OK, so I need to leave the door open.
Yes, I have to. No, sir.
It's a commercial property. We can force entry if we need to.
-Yes, we have.
-We've got a court order to come in.
Are you Mr Wintermore?
I'll wait here.
The door needs to stay open, we need to speak to him.
Otherwise, we'll have to force entry and get the police.
No way, sir.
We'll stay here until he comes down.
The last thing the sheriffs want is to get locked out.
Although they could legally force entry if they needed to,
it's a situation they'd rather avoid.
We weren't going to let the door be shut on us.
We'll be polite to these people as much as we can,
but we are here with the authority of the courts to do our job.
For now, they are happy to wait at the entrance
where they've got a decent view of the assets.
This lot, they are lathes, aren't they?
They are pillar drills.
That looks like a guillotine cutter.
That's a scrubber, a floor polisher thing.
The machines might be a challenge to remove,
but they definitely have value.

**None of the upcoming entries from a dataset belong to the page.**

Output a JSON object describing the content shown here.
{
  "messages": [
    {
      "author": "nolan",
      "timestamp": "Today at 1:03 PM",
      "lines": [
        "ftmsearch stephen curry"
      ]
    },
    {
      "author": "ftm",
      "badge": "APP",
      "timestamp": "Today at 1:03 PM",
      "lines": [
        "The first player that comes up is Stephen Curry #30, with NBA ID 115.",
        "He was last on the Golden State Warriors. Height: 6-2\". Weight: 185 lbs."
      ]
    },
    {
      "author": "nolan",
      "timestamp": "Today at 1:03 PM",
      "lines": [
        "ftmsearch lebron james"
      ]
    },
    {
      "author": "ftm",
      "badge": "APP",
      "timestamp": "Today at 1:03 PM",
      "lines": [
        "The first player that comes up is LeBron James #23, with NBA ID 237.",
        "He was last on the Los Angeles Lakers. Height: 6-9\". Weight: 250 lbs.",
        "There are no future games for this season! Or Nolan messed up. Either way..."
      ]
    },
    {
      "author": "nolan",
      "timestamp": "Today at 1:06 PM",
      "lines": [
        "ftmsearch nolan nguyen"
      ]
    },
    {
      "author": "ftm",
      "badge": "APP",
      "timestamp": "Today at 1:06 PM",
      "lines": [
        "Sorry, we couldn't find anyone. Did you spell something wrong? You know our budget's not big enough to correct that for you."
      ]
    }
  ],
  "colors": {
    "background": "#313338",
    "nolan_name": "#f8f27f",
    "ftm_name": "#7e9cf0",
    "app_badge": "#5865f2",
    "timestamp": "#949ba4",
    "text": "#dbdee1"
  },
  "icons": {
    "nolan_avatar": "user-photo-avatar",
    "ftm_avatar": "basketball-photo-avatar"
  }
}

Meanwhile, a man emerges from the office upstairs.
What do you think? Is that the same guy?
No, it's a different guy.
-Can I help you? Hold on, that's a camera crew.
It is indeed the company boss,
but on spotting our camera he is less than pleased.
We are asked to leave and it's left to Tommy and Craig inside
to explain that it's time for Zebra to pay its debts.
The answer isn't exactly what they expected.
The boss says he's already paid and produces proof
of a recent bank transfer.
On closer inspection, it appears he's made a payment
direct to the claimant's solicitor,
but it's only for the amount owed
before the case was transferred to the High Court.
The director is not happy at all because he's saying
the payment he made, he thought it was going to resolve the case.
Because he didn't pay to begin with,
Mr Wintermore now owes another £868.
He's not happy.
Nevertheless, he reaches for his credit card,
and the sheriffs are soon on their way,
satisfied they have carried out the Court's wishes.
Got a bit fruity on the door with one of the employees.
We managed to put the foot in the door, secured the access.
The director produced evidence that he's paid direct
to the claimant's legal representation, just under £5,000.
So we've checked that out, that's come off the bill
leaving a short balance outstanding
which we have just collected in full.
It didn't come to listing down the company's goods,
but aside from the valuable machines they first saw,
there was one asset inside that made quite an impression.
Oh, yeah, the zebra head.
There was a zebra head mounted in his office.
But for now, the boss's machines and taxidermy are safe.
The sheriffs are leaving with payment in full
and the claimant has got their money back.
Mr Wintermore told us he did offer the claimant who bought the lathe
an alternative machine and says he wasn't aware he owed any fees
at the time he made the payment.